The RSPCA scheme has also proved to be the template for schemes overseas. The American Humane Association’s Free Farmed scheme has been assuring products for two years, basing its standards on the RSPCA but making necessary changes to suit US farming standards. At the moment only a tiny fraction of production is labelled by the group, one million animals out of eight and a half billion slaughtered annually across the country, but consumer awareness is growing.

Spokeswoman Adele Douglass told just-food-com that Free Farmed does not advertise in the same way as Freedom Food as that is left to the individual producers carrying their label, but they were working hard to increase knowledge. “Most US people have no clue about how animals are raised. But we’re doing focus groups and seeing how we can get information to consumers.”

In Canada, the British Columbia Society for the Prevention of Cruelty to Animals started a scheme in May this year, also based on RSPCA principals. Farm Animal Program Coordinator Alyssa Bell Stoneman said that only four producers were currently accredited but told that “consumers are beginning to ask where their food comes from, and are becoming concerned with the way farm animals are treated. We used RSPCA’s Freedom Food standards as a model, and developed standards suitable for Canadian agriculture in conjunction with a species advisory group made up of producers, veterinarians, industry members and animal welfare scientists.”

Organics and sustainability also a factor

Animal welfare is not the only reason why consumers buy labelled products. Organic and environmental concerns are also of significance in making choices. One area that has been in the news lately is fish sustainability. The London-based Marine Stewardship Council certifies fisheries across the globe to ensure that their fish stocks are well looked after and maintained.

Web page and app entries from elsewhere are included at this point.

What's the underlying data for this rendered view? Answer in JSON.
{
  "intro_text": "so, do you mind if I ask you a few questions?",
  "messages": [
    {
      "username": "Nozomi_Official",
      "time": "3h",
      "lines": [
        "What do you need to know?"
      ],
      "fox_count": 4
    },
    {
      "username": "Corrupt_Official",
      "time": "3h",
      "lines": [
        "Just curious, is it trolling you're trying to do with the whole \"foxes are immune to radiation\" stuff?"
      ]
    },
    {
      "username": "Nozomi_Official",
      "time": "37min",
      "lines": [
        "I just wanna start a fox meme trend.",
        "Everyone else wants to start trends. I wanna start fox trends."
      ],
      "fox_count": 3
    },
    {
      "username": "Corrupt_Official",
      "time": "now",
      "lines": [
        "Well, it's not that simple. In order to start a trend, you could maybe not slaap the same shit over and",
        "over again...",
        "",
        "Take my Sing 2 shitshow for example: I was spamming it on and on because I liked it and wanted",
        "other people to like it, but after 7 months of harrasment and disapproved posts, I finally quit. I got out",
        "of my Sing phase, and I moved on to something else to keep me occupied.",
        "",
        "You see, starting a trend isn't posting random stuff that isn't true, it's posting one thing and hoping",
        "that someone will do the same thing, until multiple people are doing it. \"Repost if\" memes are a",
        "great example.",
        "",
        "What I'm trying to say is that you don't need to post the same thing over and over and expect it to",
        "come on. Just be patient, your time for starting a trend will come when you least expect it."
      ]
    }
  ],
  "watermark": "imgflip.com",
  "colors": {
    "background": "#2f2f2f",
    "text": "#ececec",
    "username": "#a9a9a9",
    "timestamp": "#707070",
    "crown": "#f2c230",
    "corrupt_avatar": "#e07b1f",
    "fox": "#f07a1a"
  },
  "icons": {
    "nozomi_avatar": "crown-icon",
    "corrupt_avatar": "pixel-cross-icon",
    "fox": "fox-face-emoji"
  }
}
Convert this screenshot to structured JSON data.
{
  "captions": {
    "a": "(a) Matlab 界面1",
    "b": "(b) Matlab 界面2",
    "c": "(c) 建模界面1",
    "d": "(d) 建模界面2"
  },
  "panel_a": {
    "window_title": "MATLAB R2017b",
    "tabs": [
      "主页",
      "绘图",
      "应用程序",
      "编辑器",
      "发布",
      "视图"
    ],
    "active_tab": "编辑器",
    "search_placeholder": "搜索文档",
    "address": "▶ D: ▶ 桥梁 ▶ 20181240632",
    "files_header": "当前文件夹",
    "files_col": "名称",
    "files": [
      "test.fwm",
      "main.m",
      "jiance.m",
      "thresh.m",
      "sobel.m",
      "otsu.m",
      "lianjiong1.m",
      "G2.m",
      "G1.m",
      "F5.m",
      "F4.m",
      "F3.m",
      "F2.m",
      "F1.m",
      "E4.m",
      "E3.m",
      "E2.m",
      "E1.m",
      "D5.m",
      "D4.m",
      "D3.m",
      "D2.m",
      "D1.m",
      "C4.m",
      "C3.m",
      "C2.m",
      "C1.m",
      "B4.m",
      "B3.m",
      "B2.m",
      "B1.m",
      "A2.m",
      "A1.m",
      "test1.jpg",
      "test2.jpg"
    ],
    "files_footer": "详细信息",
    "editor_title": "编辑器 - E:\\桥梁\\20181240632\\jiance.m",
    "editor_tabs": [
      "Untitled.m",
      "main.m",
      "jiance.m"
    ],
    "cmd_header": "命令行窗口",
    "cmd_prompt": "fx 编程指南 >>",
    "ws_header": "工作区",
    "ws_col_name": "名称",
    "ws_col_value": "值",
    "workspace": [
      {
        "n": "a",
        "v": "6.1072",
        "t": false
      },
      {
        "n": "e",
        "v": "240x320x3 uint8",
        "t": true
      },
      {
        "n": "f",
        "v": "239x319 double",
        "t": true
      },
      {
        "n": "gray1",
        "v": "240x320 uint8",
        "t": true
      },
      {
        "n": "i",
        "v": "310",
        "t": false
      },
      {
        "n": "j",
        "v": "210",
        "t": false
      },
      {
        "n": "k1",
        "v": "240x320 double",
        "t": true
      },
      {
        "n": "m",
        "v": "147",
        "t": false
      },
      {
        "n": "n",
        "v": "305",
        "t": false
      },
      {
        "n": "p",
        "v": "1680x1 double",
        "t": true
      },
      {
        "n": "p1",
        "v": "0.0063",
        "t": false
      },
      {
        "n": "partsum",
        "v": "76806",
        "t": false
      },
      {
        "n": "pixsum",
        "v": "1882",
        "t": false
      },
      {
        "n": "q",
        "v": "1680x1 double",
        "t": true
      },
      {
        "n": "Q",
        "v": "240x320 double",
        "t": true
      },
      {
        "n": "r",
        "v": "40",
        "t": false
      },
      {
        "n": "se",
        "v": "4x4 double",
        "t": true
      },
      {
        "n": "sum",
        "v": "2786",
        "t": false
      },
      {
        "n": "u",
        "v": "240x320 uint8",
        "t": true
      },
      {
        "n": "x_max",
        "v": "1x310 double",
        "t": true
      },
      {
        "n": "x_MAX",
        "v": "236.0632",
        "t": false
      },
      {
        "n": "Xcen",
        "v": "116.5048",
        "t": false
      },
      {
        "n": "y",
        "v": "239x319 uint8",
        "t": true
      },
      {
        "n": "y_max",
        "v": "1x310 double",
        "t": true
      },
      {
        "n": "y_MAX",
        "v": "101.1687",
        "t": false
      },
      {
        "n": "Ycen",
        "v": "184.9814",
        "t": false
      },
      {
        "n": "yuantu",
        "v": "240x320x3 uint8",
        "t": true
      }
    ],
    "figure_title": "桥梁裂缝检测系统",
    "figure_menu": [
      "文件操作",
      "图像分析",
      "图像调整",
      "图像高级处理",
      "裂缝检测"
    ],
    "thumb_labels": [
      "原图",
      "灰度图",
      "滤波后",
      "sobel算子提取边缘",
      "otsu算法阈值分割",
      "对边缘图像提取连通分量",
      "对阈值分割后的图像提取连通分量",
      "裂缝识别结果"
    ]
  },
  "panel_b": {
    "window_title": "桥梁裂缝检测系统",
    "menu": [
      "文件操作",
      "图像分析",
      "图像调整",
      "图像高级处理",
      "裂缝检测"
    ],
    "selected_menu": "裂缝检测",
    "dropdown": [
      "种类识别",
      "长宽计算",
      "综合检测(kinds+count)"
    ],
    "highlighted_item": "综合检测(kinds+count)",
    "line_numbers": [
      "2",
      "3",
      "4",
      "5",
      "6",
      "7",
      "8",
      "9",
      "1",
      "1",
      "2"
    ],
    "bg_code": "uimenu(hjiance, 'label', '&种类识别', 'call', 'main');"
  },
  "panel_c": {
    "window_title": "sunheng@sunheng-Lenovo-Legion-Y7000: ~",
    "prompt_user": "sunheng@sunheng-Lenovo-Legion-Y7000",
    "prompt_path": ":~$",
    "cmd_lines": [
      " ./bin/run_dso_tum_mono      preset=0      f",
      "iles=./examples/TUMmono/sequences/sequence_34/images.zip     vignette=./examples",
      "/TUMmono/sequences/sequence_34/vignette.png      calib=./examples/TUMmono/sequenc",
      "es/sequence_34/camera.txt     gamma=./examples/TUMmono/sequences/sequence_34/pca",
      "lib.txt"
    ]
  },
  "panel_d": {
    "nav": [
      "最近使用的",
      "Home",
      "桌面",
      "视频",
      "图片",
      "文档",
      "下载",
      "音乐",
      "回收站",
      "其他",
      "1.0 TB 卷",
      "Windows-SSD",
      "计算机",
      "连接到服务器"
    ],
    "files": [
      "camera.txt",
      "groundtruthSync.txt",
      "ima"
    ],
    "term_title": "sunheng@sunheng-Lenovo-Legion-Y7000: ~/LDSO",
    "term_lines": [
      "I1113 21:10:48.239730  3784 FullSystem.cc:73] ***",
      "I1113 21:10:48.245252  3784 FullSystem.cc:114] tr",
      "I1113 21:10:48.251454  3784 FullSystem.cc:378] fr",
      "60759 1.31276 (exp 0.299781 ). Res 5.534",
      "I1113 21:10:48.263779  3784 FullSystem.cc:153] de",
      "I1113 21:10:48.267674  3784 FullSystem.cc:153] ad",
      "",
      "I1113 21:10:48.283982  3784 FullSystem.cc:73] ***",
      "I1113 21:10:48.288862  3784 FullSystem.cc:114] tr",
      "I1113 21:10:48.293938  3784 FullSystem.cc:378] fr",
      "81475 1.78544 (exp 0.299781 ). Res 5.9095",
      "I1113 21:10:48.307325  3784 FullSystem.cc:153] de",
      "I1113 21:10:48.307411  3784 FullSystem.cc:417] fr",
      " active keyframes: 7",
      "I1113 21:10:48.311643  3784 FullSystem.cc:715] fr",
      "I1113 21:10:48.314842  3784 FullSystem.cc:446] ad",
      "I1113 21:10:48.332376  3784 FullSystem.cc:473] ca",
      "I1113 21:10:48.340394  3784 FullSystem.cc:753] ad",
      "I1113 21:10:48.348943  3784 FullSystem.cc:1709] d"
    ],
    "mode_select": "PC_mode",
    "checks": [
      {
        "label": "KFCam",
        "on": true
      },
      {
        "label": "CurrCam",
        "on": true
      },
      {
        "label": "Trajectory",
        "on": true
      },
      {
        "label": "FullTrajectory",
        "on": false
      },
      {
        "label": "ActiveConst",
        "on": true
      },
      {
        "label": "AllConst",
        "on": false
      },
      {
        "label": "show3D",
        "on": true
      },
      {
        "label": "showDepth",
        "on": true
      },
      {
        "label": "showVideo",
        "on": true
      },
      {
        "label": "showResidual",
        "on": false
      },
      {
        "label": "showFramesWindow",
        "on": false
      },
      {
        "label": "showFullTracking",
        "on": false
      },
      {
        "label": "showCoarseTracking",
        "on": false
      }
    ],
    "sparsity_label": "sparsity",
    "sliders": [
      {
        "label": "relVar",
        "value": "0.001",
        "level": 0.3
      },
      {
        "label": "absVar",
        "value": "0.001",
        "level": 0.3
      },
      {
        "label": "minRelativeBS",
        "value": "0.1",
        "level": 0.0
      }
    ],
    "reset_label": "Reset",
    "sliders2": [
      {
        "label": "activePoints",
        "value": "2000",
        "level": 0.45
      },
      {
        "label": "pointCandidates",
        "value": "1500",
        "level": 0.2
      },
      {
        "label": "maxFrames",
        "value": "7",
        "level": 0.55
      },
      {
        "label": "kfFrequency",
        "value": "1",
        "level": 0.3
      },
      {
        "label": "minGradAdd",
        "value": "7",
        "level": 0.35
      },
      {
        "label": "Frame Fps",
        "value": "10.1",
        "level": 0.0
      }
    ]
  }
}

Spokeswoman Louisa Barnett told that there is awareness of the issue and that the wording, emphasising that fish comes from a “well-managed fishery” rather than mentioning sustainability makes the issue clear to consumers. The MSC benefits from being the only group accrediting fisheries in this way, and the detailed information on their website means that there is perhaps less confusion in this area than in some of the animal welfare issues discussed above.

It is clear that welfare has become a driver behind consumers’ buying decisions and there is much excellent work being done to ensure that animals are being treated well. However, there has been confusion for consumers in what is an extremely complex area and it is to be hoped that those working on schemes are able to ensure that they are getting their message across.

By Hugh Westbrook, correspondent

Useful websites:

Freedom Food

NFU Little Red Tractor

UK Food Standards Agency

Free Farmed Foods

BC Society for the Prevention of Animals

Marine Stewardship Council